Do you know how much cholesterol you have? Many of us probably don’t. Cholesterol is a waxy, fat-like material produced by the human body. Some foods also have high cholesterol content. Although your body requires a certain amount of cholesterol, too much can lead to a number of diseases and medical conditions including vision problems.
Causes of High Cholesterol
Several factors, including the ones listed below, can increase your risk of developing high cholesterol:
● Age. The chemistry of a person’s body shifts as they age, potentially increasing the likelihood of their cholesterol levels rising.
● Sedentary lifestyle. Exercise aids in the production of HDL cholesterol in the body. HDL cholesterol helps to protect an individual against heart disease and the negative effects of bad cholesterol (LDL).

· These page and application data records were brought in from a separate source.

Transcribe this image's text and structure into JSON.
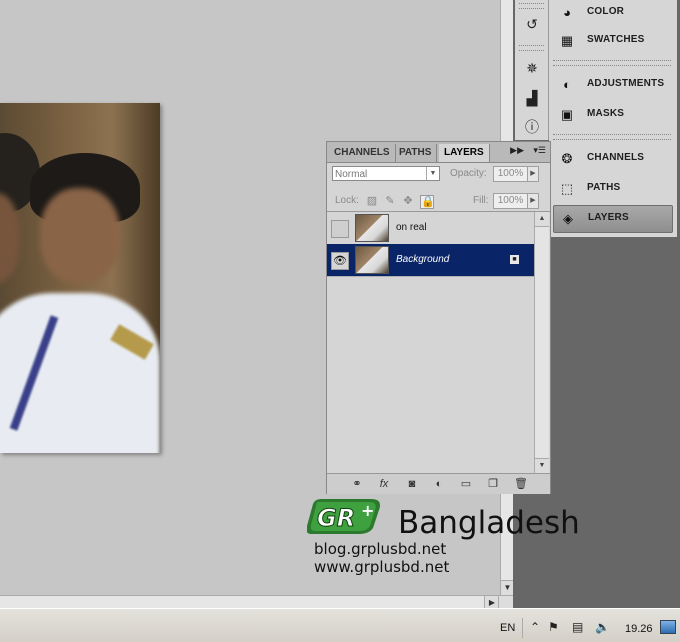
{
  "canvas": {},
  "dock": {
    "items": [
      {
        "label": "COLOR",
        "icon": "color-icon"
      },
      {
        "label": "SWATCHES",
        "icon": "swatches-icon"
      },
      {
        "label": "ADJUSTMENTS",
        "icon": "adjustments-icon"
      },
      {
        "label": "MASKS",
        "icon": "masks-icon"
      },
      {
        "label": "CHANNELS",
        "icon": "channels-icon"
      },
      {
        "label": "PATHS",
        "icon": "paths-icon"
      },
      {
        "label": "LAYERS",
        "icon": "layers-icon",
        "active": true
      }
    ],
    "collapsed_icons": [
      "history-icon",
      "navigator-icon",
      "histogram-icon",
      "info-icon"
    ]
  },
  "layers_panel": {
    "tabs": [
      "CHANNELS",
      "PATHS",
      "LAYERS"
    ],
    "active_tab": "LAYERS",
    "blend_mode": "Normal",
    "opacity_label": "Opacity:",
    "opacity_value": "100%",
    "lock_label": "Lock:",
    "fill_label": "Fill:",
    "fill_value": "100%",
    "layers": [
      {
        "name": "on real",
        "visible": false,
        "selected": false
      },
      {
        "name": "Background",
        "visible": true,
        "selected": true,
        "locked": true
      }
    ],
    "footer_icons": [
      "link-layers-icon",
      "fx-icon",
      "add-mask-icon",
      "adjustment-layer-icon",
      "new-group-icon",
      "new-layer-icon",
      "delete-layer-icon"
    ]
  },
  "watermark": {
    "logo_text": "GR+",
    "brand": "Bangladesh",
    "url1": "blog.grplusbd.net",
    "url2": "www.grplusbd.net"
  },
  "taskbar": {
    "language": "EN",
    "clock": "19.26"
  }
}
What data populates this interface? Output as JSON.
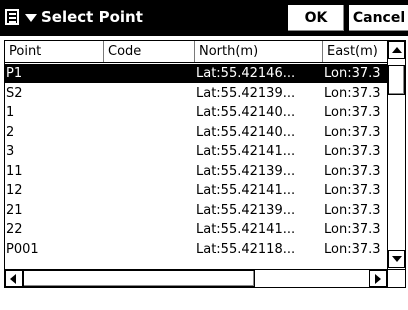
{
  "window": {
    "title": "Select Point",
    "menu_icon": "document-menu-icon",
    "ok_label": "OK",
    "cancel_label": "Cancel"
  },
  "table": {
    "columns": [
      "Point",
      "Code",
      "North(m)",
      "East(m)"
    ],
    "rows": [
      {
        "point": "P1",
        "code": "",
        "north": "Lat:55.42146...",
        "east": "Lon:37.3",
        "selected": true
      },
      {
        "point": "S2",
        "code": "",
        "north": "Lat:55.42139...",
        "east": "Lon:37.3"
      },
      {
        "point": "1",
        "code": "",
        "north": "Lat:55.42140...",
        "east": "Lon:37.3"
      },
      {
        "point": "2",
        "code": "",
        "north": "Lat:55.42140...",
        "east": "Lon:37.3"
      },
      {
        "point": "3",
        "code": "",
        "north": "Lat:55.42141...",
        "east": "Lon:37.3"
      },
      {
        "point": "11",
        "code": "",
        "north": "Lat:55.42139...",
        "east": "Lon:37.3"
      },
      {
        "point": "12",
        "code": "",
        "north": "Lat:55.42141...",
        "east": "Lon:37.3"
      },
      {
        "point": "21",
        "code": "",
        "north": "Lat:55.42139...",
        "east": "Lon:37.3"
      },
      {
        "point": "22",
        "code": "",
        "north": "Lat:55.42141...",
        "east": "Lon:37.3"
      },
      {
        "point": "P001",
        "code": "",
        "north": "Lat:55.42118...",
        "east": "Lon:37.3"
      }
    ]
  },
  "colors": {
    "titlebar_bg": "#000000",
    "selection_bg": "#000000",
    "selection_fg": "#ffffff"
  }
}
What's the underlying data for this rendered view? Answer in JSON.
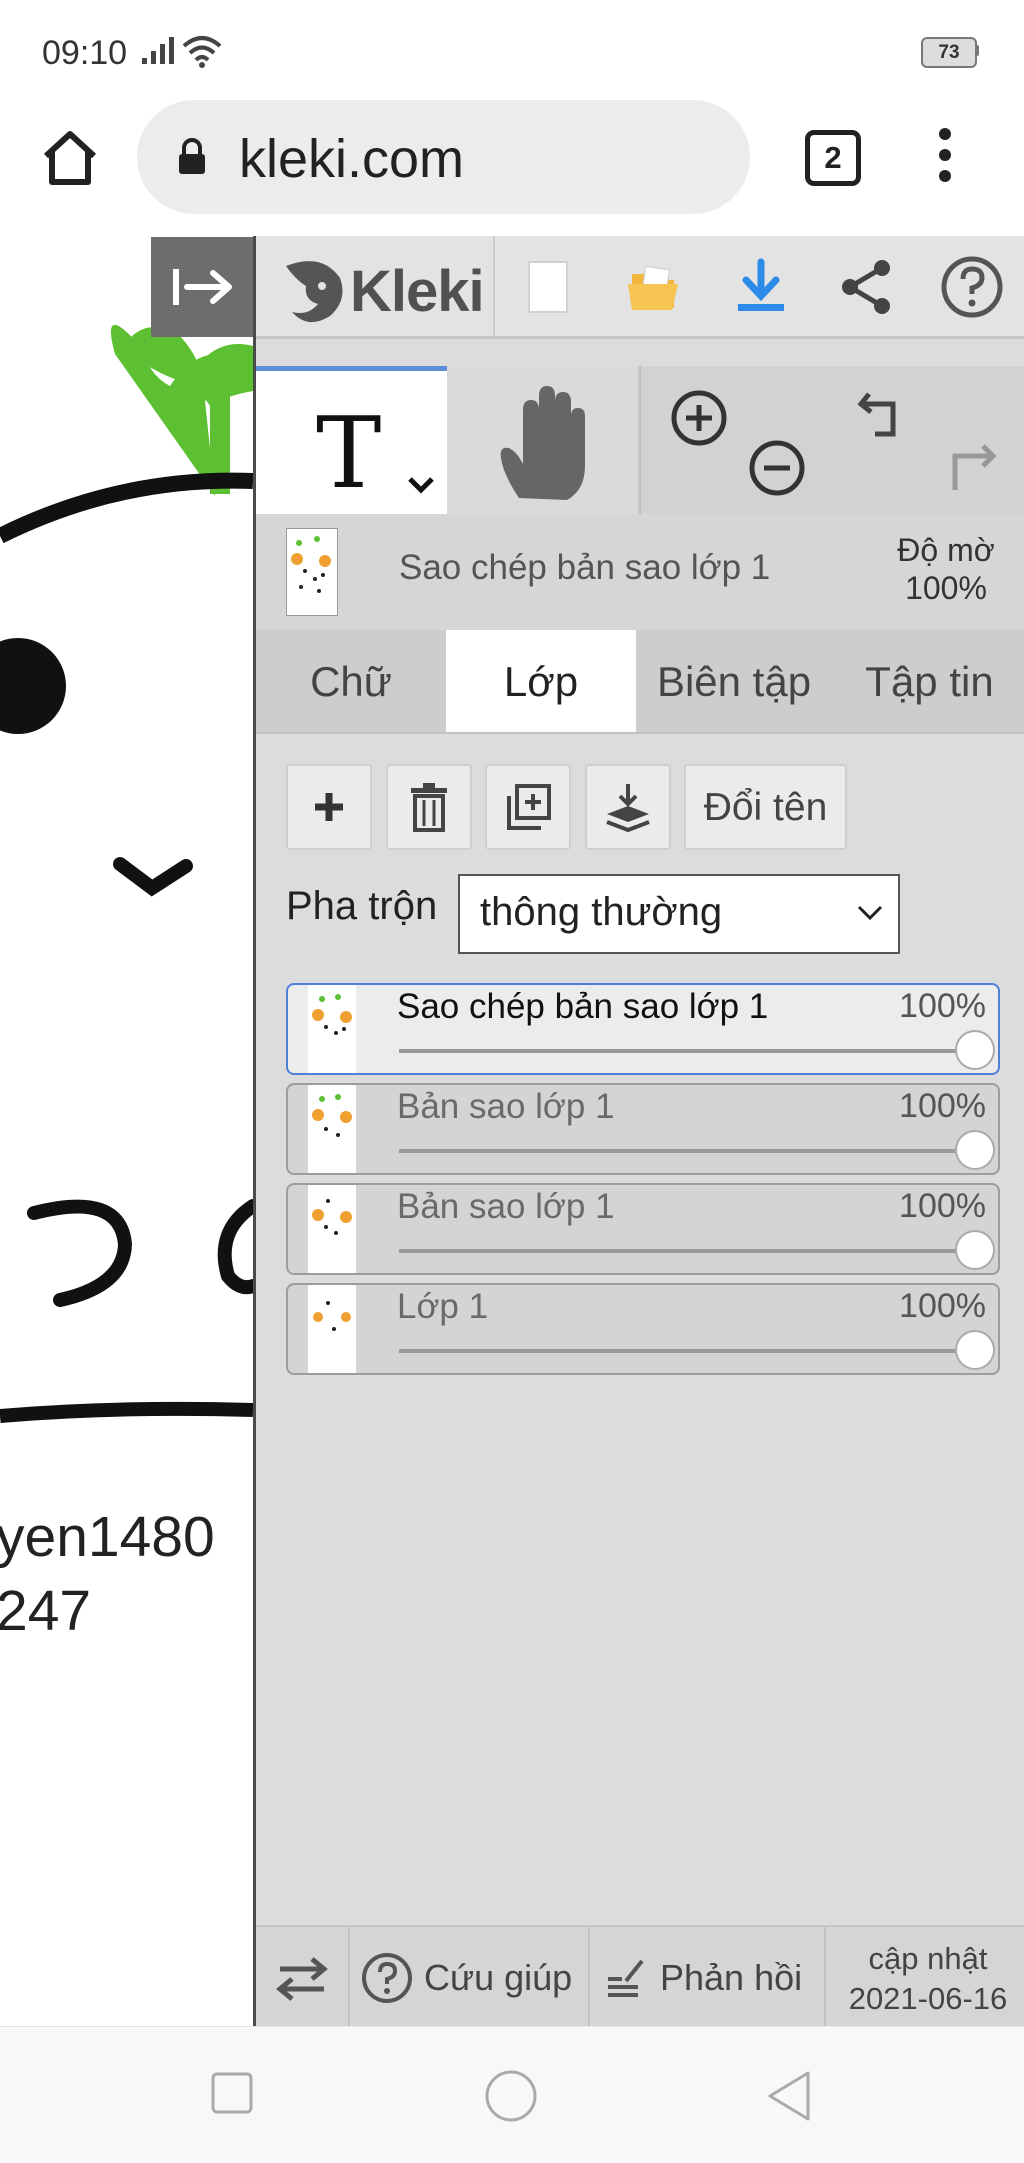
{
  "status": {
    "time": "09:10",
    "battery": "73"
  },
  "browser": {
    "url": "kleki.com",
    "tab_count": "2"
  },
  "canvas": {
    "text_line1": "yen1480",
    "text_line2": "247"
  },
  "app": {
    "name": "Kleki",
    "accent": "#2c8be8",
    "folder_color": "#f1b63c"
  },
  "current_layer": {
    "name": "Sao chép bản sao lớp 1",
    "opacity_label": "Độ mờ",
    "opacity_value": "100%"
  },
  "tabs": [
    {
      "label": "Chữ"
    },
    {
      "label": "Lớp"
    },
    {
      "label": "Biên tập"
    },
    {
      "label": "Tập tin"
    }
  ],
  "layer_panel": {
    "rename_label": "Đổi tên",
    "blend_label": "Pha trộn",
    "blend_value": "thông thường",
    "layers": [
      {
        "name": "Sao chép bản sao lớp 1",
        "opacity": "100%"
      },
      {
        "name": "Bản sao lớp 1",
        "opacity": "100%"
      },
      {
        "name": "Bản sao lớp 1",
        "opacity": "100%"
      },
      {
        "name": "Lớp 1",
        "opacity": "100%"
      }
    ]
  },
  "footer": {
    "help_label": "Cứu giúp",
    "feedback_label": "Phản hồi",
    "update_label": "cập nhật",
    "update_date": "2021-06-16"
  }
}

● Poor nutrition. Consuming saturated and trans fat-rich foods will raise your bad cholesterol levels. Some foods that are high in cholesterol are fried foods, consumer baked goods, and full-fat dairy.
Cholesterol-related Vision Problems
In certain cases, high cholesterol can cause vision problems. Some potential eye problems linked to cholesterol levels are listed below.
● Diabetes. High cholesterol levels are linked to a higher risk of developing type 2 diabetes. People with type 2 diabetes are more likely to have eye problems.
● Fatty deposits. As cholesterol levels rise too high, fatty deposits may develop under the upper and lower eyelids. Unless the deposits grow big, they have no effect on vision. They can, however, be removed for cosmetic reasons using surgery or cryotherapy.
● Stroke. High cholesterol levels can put you at risk for a stroke. A stroke reduces blood flow to the brain, which may affect vision temporarily or permanently.
● Glaucoma. According to a study in Harvard Medical School, with every 20-point rise in cholesterol, the risk of glaucoma rises by 7%.
Keeping Cholesterol Levels in Check
Although some genetic factors can play a role in cholesterol management, there are numerous lifestyle choices that have a significant impact on your cholesterol levels. To help you control your cholesterol, consider the following suggestions:
● Limit intake of high-cholesterol foods: Making healthy dietary choices will help lower total cholesterol levels significantly. Learn to read food labels and eat less butter, egg yolks, and fatty meat, which are high in saturated fats.
● Consume high-fiber foods: Fiber-rich foods like beans, whole grains, and vegetables will help lower bad cholesterol levels.
● Avoid smoking. Smoking is harmful to the heart’s overall health. It is also assumed that smoking lowers healthy cholesterol levels which can potentially damage our overall health.
● Have regular exercises. Regular exercises will help you maintain a healthy heart by raising your good cholesterol levels. For most days of the week, try to get in at least 30 minutes of aerobic exercise. Brisk walking, riding, and dance lessons are also good options.
● Medications. Consult your doctor to see if cholesterol medications are an option.